Parents grow up too. It only takes a glance, sometimes a few tears, at worst a tragedy, but certainly it’s not just the children who grow up. In writer-director Maria De Sanctis’s 18:06-minute film, Father By Law, it is the daughter’s wedding that sets the stage for this: the familial reconciliation that comes expectedly, but with equally measured wrenching moments.
Liz (Annie Clark) is getting married. Her fiancé Eddie (Mike Bash) is as supportive of her as he is of the rest of her family, which largely makes up for an absentee father, played by Dale (William Russ). His character which is established right from the opening scene, remains the moving force of this narrative. Russ, who not only carries the haggard, insufferable demeanour of an absent-minded parent, also brings forth the compelling force needed for the story to drive forward. It is through his eyes that we understand the family, its dynamics and the inevitable cracks it tries to cover.

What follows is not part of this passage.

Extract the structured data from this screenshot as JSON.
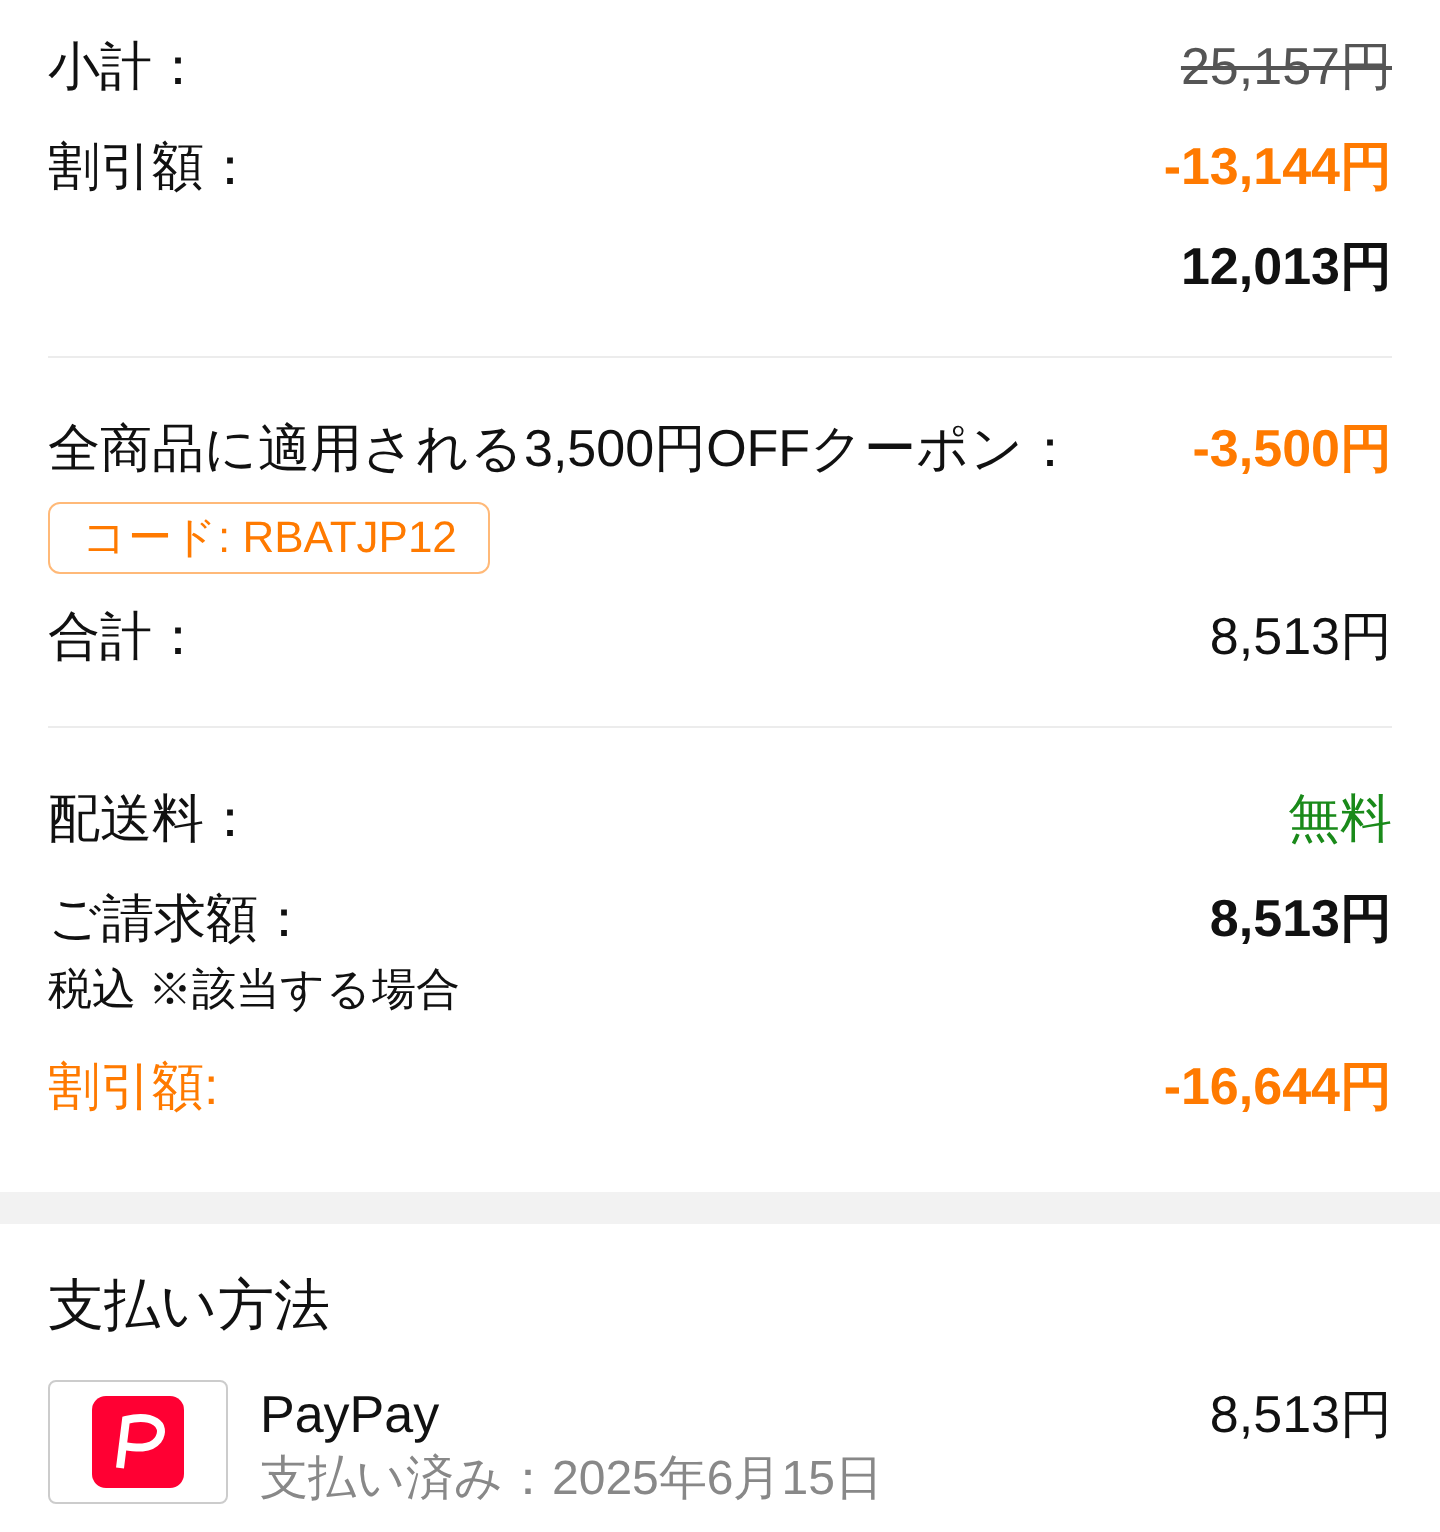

Written by De Sanctis and Geoff McFarlane, Father By Law has a strong screenplay to fall back on. It is both moving and painful to watch. Clark whose eyes emote the resentment and bitterness of a childhood lost is a delight to watch. Her covert glances, at times open rebel, is only matched with Russ’s deceptively nonchalant conduct. That the father and daughter have a tough relationship is known from the first scene they have together, a scrambling entry into the wedding venue – and an hour late, at that. De Sanctis makes it hard to love Dale, but easy to understand him. The acrimonious relationship he has shared with his wife, Helen (Antonia Jones), the impatience and misplaced sense of entitlement he exhibits towards her current husband, Steve (Andrew Hamrick) does little to make him lovable. But, to everyone’s credit, he redeems himself in the final minutes of the film.
As Spencer Creaghan’s music lingers on, we see the father-daughter exchange one final glance, a silent acknowledgment to let the past remain where it belongs. It is a moving scene and yet a standstill moment captured of a family, of its relationships, with all its frailties and triumphs. A wedding might hardly seem the right place for this to happen, but as in reality, it often is the venue for such things to happen.
Making Father By Law believable wouldn’t have been hard at all. With stellar acting and neat editing, and cinematographer Anthony Mangini’s camera following the characters like the lens of Dale would, we see the acidity, the resignation, and finally the defeat; that none can escape from the wounds left by the shards of their own families.#ShortFilmReview: Father By Law: It took only one look at his daughter, for him to grow up. Click To Tweet